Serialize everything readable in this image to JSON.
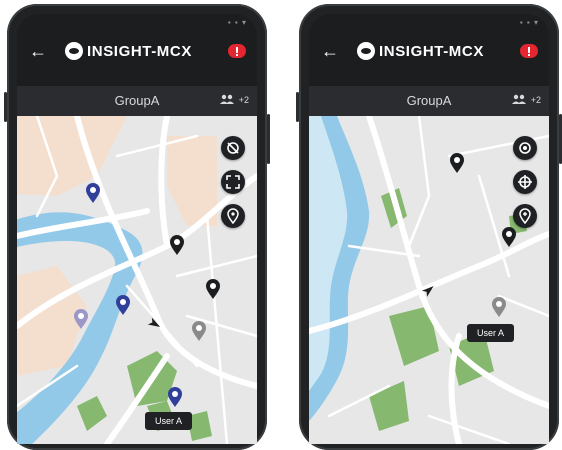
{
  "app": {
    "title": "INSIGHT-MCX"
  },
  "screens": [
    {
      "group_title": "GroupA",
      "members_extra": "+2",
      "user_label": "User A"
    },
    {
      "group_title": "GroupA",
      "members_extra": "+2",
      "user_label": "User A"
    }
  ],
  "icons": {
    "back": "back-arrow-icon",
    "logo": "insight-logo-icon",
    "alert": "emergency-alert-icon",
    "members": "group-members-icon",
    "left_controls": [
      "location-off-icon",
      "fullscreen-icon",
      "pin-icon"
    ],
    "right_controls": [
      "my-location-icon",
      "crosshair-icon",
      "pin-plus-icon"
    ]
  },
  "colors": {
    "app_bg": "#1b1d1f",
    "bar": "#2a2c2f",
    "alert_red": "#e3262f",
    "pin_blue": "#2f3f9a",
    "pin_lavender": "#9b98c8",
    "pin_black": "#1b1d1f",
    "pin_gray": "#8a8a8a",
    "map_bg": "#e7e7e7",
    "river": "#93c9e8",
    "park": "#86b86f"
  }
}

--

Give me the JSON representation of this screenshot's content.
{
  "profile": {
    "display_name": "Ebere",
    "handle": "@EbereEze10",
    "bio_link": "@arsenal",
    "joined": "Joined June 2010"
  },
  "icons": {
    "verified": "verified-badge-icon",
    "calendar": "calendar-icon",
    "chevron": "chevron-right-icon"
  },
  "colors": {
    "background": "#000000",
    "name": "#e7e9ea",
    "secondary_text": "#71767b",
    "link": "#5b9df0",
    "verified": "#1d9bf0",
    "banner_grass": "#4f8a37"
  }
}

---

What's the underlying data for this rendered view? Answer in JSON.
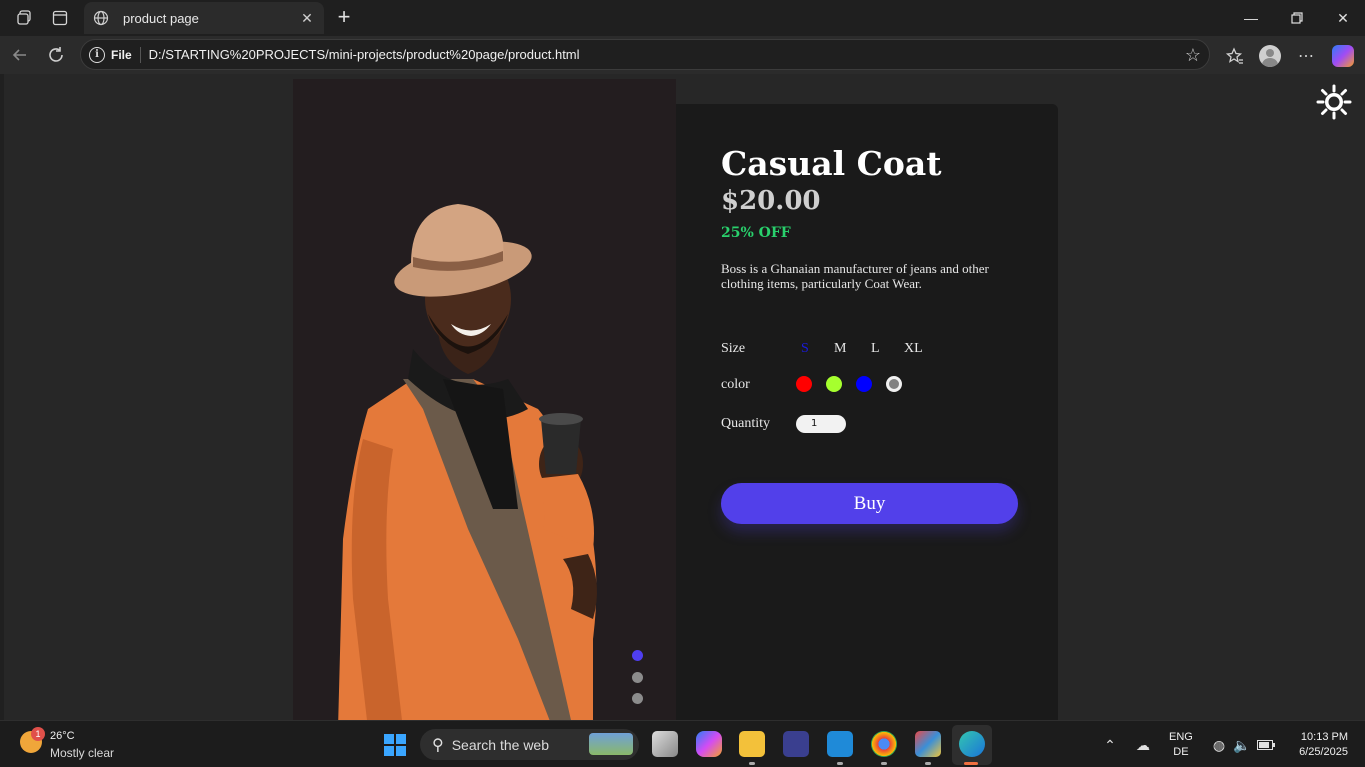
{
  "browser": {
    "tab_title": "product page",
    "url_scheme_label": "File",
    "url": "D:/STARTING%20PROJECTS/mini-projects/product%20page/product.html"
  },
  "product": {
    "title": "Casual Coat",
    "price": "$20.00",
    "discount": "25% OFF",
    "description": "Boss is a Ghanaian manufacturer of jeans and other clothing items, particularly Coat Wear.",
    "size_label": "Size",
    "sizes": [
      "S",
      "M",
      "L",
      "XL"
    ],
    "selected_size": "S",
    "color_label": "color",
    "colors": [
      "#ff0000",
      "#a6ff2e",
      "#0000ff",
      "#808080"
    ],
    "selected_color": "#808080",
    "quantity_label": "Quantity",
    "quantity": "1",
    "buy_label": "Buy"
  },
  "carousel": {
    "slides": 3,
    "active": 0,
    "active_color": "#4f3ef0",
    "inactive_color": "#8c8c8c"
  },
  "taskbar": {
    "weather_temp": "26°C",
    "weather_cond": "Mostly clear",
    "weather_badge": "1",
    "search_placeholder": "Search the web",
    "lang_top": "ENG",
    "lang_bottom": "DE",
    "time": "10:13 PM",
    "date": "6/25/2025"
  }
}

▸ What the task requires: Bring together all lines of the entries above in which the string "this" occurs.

▸ Written answer:
Serialize everything readable in this image to JSON.
Give me the JSON representation of this screenshot's content.
What's the underlying data for this rendered view? Answer in JSON.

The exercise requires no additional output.